In Topic: GML Code crash when pathing (memory problem?)

15 August 2014 - 09:22 PM

Did you try adding a minimum delay for the order? Like only allowing the pathfinder to work, say, 10 times per second for each entity (as in add a 100 ms cooldown to it)?


I really do not know anything about GameMaker, nor even what language it uses. In other words, this is a complete shot in the dark here.

In Topic: What software(libraries, apis) should i use for my game?

13 August 2014 - 09:31 PM

As for your first question, if you are sticking to C or C++, I'd also recommend SDL 2. It is extensively used in the games industry, as the main development technology or sometimes to port games to new platforms.


About the engine controlling your game, that is not really accurate. You can do whatever you want with an engine like Unity, it does not restrict your ability to implement the gameplay. Of course, if you need some super fancy features as an exceptionally accurate physics or lighting, you'd be in for a hard time; it's hard to see a case where Unity wouldn't suffice though.

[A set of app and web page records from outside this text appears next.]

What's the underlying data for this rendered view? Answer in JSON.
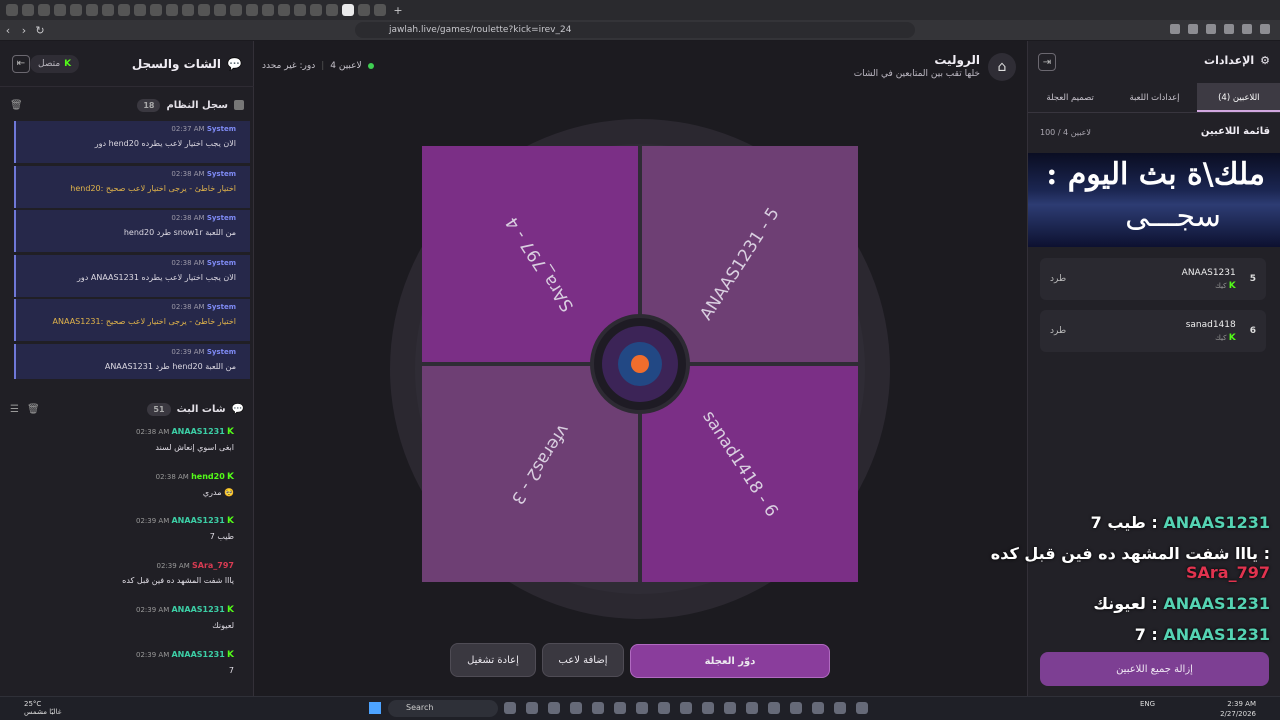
{
  "browser": {
    "url": "jawlah.live/games/roulette?kick=irev_24"
  },
  "chat_panel": {
    "title": "الشات والسجل",
    "status": "متصل",
    "syslog": {
      "title": "سجل النظام",
      "count": "18",
      "messages": [
        {
          "time": "02:37 AM",
          "user": "System",
          "text": "دور hend20 الان يجب اختيار لاعب يطرده",
          "warn": false
        },
        {
          "time": "02:38 AM",
          "user": "System",
          "text": "hend20: اختيار خاطئ - يرجى اختيار لاعب صحيح",
          "warn": true
        },
        {
          "time": "02:38 AM",
          "user": "System",
          "text": "hend20 طرد snow1r من اللعبة",
          "warn": false
        },
        {
          "time": "02:38 AM",
          "user": "System",
          "text": "دور ANAAS1231 الان يجب اختيار لاعب يطرده",
          "warn": false
        },
        {
          "time": "02:38 AM",
          "user": "System",
          "text": "ANAAS1231: اختيار خاطئ - يرجى اختيار لاعب صحيح",
          "warn": true
        },
        {
          "time": "02:39 AM",
          "user": "System",
          "text": "ANAAS1231 طرد hend20 من اللعبة",
          "warn": false
        }
      ]
    },
    "stream_chat": {
      "title": "شات البث",
      "count": "51",
      "messages": [
        {
          "time": "02:38 AM",
          "user": "ANAAS1231",
          "color": "#3ccfa6",
          "text": "ابغى اسوي إنعاش لسند"
        },
        {
          "time": "02:38 AM",
          "user": "hend20",
          "color": "#53fc18",
          "text": "مدري 🥺"
        },
        {
          "time": "02:39 AM",
          "user": "ANAAS1231",
          "color": "#3ccfa6",
          "text": "طيب 7"
        },
        {
          "time": "02:39 AM",
          "user": "SAra_797",
          "color": "#d83b52",
          "text": "يااا شفت المشهد ده فين قبل كده"
        },
        {
          "time": "02:39 AM",
          "user": "ANAAS1231",
          "color": "#3ccfa6",
          "text": "لعيونك"
        },
        {
          "time": "02:39 AM",
          "user": "ANAAS1231",
          "color": "#3ccfa6",
          "text": "7"
        }
      ]
    }
  },
  "main": {
    "title": "الروليت",
    "subtitle": "خلها تقب بين المتابعين في الشات",
    "players_count": "4 لاعبين",
    "turn": "دور: غير محدد",
    "wheel": {
      "segments": [
        {
          "label": "ANAAS1231 - 5",
          "color": "#6e3f74"
        },
        {
          "label": "sanad1418 - 6",
          "color": "#7b2f86"
        },
        {
          "label": "vferas2 - 3",
          "color": "#6e3f74"
        },
        {
          "label": "SAra_797 - 4",
          "color": "#7b2f86"
        }
      ]
    },
    "buttons": {
      "spin": "دوّر العجلة",
      "add": "إضافة لاعب",
      "reset": "إعادة تشغيل"
    }
  },
  "settings": {
    "title": "الإعدادات",
    "tabs": [
      "اللاعبين (4)",
      "إعدادات اللعبة",
      "تصميم العجلة"
    ],
    "active_tab": 0,
    "players_title": "قائمة اللاعبين",
    "players_count": "100 / 4 لاعبين",
    "banner_line1": ": ملك\\ة بث اليوم",
    "banner_line2": "سجـــى",
    "players": [
      {
        "num": "5",
        "name": "ANAAS1231",
        "platform": "كيك",
        "kick_label": "طرد"
      },
      {
        "num": "6",
        "name": "sanad1418",
        "platform": "كيك",
        "kick_label": "طرد"
      }
    ],
    "remove_all": "إزالة جميع اللاعبين"
  },
  "overlay_chat": [
    {
      "user": "ANAAS1231",
      "text": "طيب 7",
      "red": false
    },
    {
      "user": "SAra_797",
      "text": "يااا شفت المشهد ده فين قبل كده",
      "red": true
    },
    {
      "user": "ANAAS1231",
      "text": "لعيونك",
      "red": false
    },
    {
      "user": "ANAAS1231",
      "text": "7",
      "red": false
    }
  ],
  "taskbar": {
    "weather_temp": "25°C",
    "weather_desc": "غالبًا مشمس",
    "search": "Search",
    "lang": "ENG",
    "time": "2:39 AM",
    "date": "2/27/2026"
  }
}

Now, about the advantages of using it, it is not an easy analysis to do. You have to consider the price of the engine for your desired platforms. Let's say your game has only simple physics, maybe some neat lighting system and doesn't need all features from Unity, chances are you could actually develop a smaller engine with a much better cost (time-cost) than you'd have to pay for it (monetarily). That is really case-specific.

1) Ive only heard of SDL being used when Valve was porting a game over to Linux to handle input and windowing

I can name many commercial games made with SDL over the top of my head: Starbound, Prison Architect, Amnesia, Faster Than Light, Overgrowth, Second Life... Not to mention that PyGame, Löve2D, Cryengine and many other engines are actually built on top of SDL.